As you review the various samples of assessments and assignments in this book, keep in mind that you can use a single assessment to measure more than one Grade-Level Outcome, even if the outcomes are aligned under different standards. You can combine a sample assessment suggested for one National Standard and Grade-Level Outcome with another assessment for a different Grade-Level Outcome under a different National Standard to create an analytic rubric. This is particularly true for assessments under Standards 1, 4 and 5. For example, you can assess middle school students creating a line dance on their skill competency in dance & rhythms (Outcome S1.M1.8) while also assessing them on their collaboration skills (Outcome S4.M6.8) and their enjoyment of activity and their self-expression (Outcome S5.M5.8). You can assess students under all three outcomes in one assignment, using one comprehensive analytic rubric. An example of an analytic rubric assessing more than one standard can be found in Appendix D. These types of assessments have "embedded" within them opportunities to assess multiple standards. Another assessment strategy is to use a suite of assessments to provide a comprehensive and multidimensional picture of student achievement throughout a unit or school year. A suite of assessments would include several forms of assessment, including rubrics, checklists, peer and self-assessments, exit slips and worksheets. An example of a suite of assessments can be found in Appendix E.
Please note that many of the sample assessments encourage students to demonstrate their competency in specific outcomes through the use of technology. Video blogs, slide presentations, flipped classrooms and electronic postings are some of the examples provided. In addition, you might use software to track student progress, collect data and report results to various stakeholders. As physical educators, we need to be part of the digital revolution!

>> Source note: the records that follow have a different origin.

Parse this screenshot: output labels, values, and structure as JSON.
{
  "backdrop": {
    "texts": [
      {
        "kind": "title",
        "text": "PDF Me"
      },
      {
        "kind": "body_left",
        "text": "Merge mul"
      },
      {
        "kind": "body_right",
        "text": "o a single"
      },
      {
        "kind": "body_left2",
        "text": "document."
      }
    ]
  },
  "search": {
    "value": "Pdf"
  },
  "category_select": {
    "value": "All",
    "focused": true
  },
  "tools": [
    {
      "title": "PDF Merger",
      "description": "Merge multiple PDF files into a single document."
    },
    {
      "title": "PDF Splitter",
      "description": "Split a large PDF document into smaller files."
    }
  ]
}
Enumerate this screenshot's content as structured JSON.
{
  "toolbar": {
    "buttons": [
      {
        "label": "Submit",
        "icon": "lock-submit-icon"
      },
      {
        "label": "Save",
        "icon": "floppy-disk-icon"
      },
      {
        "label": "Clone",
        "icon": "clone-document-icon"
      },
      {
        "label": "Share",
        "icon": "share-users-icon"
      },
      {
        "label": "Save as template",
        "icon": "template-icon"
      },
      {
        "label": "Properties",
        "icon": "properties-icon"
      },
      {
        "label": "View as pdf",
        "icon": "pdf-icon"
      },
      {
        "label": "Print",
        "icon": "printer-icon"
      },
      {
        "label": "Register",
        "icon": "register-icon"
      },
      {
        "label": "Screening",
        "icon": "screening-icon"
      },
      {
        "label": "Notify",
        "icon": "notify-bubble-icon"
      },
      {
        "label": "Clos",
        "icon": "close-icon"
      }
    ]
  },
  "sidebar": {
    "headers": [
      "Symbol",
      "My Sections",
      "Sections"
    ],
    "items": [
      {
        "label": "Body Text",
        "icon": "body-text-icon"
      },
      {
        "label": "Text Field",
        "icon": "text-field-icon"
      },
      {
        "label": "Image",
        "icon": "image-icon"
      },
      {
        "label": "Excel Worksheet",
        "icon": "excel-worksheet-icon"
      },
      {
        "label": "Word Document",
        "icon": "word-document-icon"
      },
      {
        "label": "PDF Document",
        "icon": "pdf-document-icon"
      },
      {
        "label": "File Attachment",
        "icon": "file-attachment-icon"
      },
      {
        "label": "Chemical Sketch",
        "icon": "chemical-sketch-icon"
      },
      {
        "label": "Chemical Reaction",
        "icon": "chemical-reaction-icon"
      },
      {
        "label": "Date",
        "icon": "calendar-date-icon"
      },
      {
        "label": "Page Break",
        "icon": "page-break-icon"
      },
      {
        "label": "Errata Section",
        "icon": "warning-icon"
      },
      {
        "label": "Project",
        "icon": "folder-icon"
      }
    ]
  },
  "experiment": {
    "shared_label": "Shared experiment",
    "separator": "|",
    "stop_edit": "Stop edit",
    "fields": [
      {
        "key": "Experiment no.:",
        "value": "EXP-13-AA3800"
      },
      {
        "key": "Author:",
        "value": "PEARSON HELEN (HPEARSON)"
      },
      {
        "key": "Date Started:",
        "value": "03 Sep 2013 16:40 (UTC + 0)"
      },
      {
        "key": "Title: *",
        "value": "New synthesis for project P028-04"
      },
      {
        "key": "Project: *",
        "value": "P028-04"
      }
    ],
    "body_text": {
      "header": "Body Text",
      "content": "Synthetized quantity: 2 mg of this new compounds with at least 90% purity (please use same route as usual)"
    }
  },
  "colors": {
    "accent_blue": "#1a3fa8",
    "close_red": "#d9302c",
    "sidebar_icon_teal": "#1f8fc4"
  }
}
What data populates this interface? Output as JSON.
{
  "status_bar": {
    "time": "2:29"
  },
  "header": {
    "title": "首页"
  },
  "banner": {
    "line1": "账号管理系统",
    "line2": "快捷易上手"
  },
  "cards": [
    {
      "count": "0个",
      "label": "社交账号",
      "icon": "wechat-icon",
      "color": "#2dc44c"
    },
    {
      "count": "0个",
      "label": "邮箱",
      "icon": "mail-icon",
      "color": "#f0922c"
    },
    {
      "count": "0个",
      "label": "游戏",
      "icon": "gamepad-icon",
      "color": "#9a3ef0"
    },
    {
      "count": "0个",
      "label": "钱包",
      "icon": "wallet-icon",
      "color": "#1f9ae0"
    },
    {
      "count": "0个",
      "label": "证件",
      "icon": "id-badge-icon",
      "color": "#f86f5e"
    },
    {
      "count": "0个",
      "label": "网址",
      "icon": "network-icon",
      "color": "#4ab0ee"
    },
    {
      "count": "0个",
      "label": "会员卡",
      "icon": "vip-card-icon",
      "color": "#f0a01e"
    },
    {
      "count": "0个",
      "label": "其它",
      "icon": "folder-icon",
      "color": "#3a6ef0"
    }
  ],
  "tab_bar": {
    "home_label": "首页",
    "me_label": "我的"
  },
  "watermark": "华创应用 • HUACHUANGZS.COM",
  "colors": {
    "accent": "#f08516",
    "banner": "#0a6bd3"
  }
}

When the time comes to implement your assessments, you will have to think about the practicality of using a rubric while watching students who are moving. This is true especially when evaluating students in activities under Standards 1 and 2. You might want to place a streamlined copy of your rubric on a clipboard or tablet for quick reference while observing students. You can simplify the rubric by highlighting key words in the descriptors or by abbreviating the descriptors in a way that makes sense to you. After you’ve used the rubric a few times, it will become quite familiar and you will find yourself referring to the rubric far less frequently; it will be in your head. You also will need a simple score sheet for recording students’ final scores in an efficient manner. An example of a simple score sheet for locomotor skills at the elementary level and a score sheet for backhand stroke in badminton at the middle or high school level can be found in Appendix F.